-------- MATERIAL FOR THIS EXERCISE --------

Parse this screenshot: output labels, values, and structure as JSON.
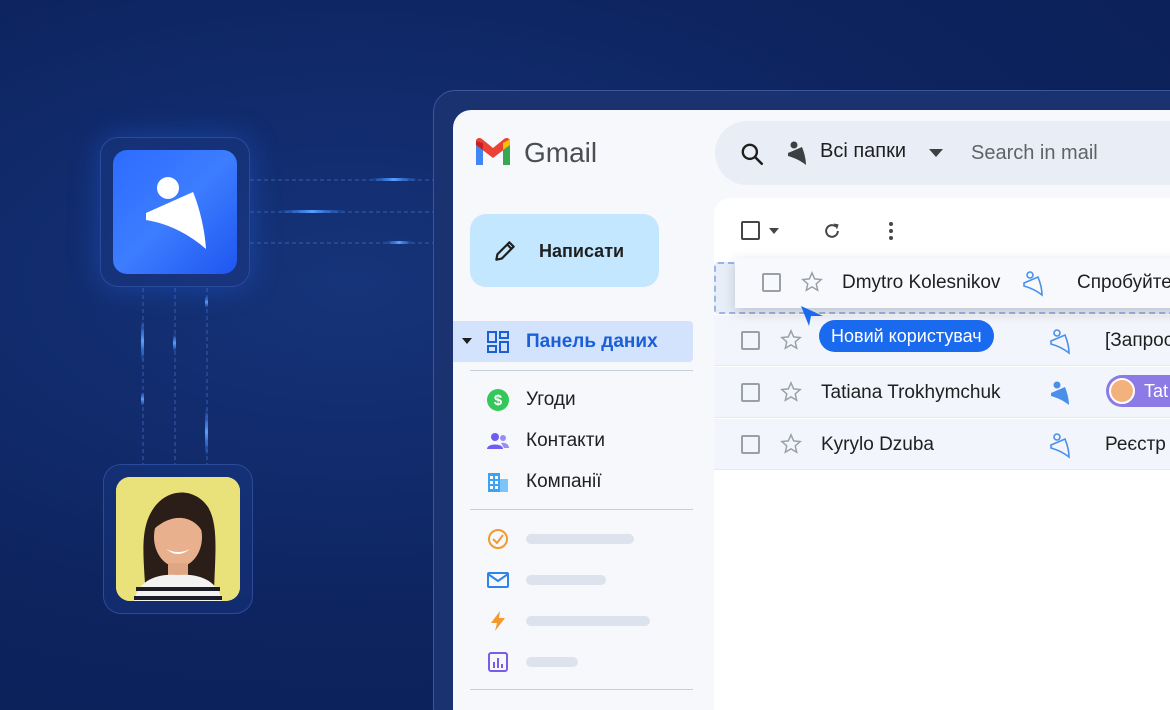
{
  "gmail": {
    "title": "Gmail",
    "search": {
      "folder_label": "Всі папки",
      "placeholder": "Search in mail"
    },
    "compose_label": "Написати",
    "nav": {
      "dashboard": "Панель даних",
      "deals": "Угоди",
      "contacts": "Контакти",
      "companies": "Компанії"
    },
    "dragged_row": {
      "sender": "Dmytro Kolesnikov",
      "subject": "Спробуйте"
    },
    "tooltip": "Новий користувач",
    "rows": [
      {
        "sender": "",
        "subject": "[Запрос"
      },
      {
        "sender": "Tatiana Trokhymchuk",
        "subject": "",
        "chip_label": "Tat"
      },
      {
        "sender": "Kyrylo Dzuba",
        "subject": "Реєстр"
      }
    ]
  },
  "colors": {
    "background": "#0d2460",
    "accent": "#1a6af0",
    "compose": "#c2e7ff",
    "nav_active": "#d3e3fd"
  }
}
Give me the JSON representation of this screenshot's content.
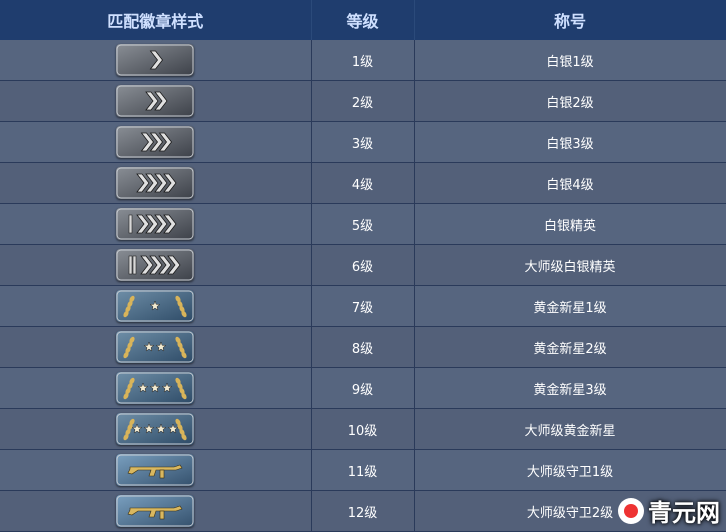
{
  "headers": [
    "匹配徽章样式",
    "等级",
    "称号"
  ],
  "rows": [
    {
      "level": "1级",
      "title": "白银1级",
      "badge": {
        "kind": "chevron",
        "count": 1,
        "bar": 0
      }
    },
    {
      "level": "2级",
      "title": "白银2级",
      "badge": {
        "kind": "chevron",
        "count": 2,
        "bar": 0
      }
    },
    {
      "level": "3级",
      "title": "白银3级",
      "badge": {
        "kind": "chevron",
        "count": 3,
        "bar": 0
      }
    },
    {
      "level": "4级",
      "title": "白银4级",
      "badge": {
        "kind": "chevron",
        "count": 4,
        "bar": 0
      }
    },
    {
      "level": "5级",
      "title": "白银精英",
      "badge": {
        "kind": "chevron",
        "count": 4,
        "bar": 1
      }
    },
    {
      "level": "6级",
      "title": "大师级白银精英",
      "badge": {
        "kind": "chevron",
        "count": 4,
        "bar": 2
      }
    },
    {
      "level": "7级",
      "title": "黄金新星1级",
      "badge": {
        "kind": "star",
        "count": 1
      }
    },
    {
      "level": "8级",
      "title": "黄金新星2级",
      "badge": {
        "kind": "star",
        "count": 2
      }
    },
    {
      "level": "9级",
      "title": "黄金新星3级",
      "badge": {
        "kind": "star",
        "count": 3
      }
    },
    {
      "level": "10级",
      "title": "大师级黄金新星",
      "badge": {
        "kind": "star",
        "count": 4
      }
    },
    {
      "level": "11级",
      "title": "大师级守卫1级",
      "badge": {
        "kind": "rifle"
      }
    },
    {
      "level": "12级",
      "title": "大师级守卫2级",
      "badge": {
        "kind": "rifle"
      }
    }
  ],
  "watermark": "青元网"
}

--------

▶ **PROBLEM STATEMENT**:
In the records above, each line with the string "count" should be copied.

▶ **ANSWER TO THIS EXERCISE**:
        "count": 1,
        "count": 2,
        "count": 3,
        "count": 4,
        "count": 4,
        "count": 4,
        "count": 1
        "count": 2
        "count": 3
        "count": 4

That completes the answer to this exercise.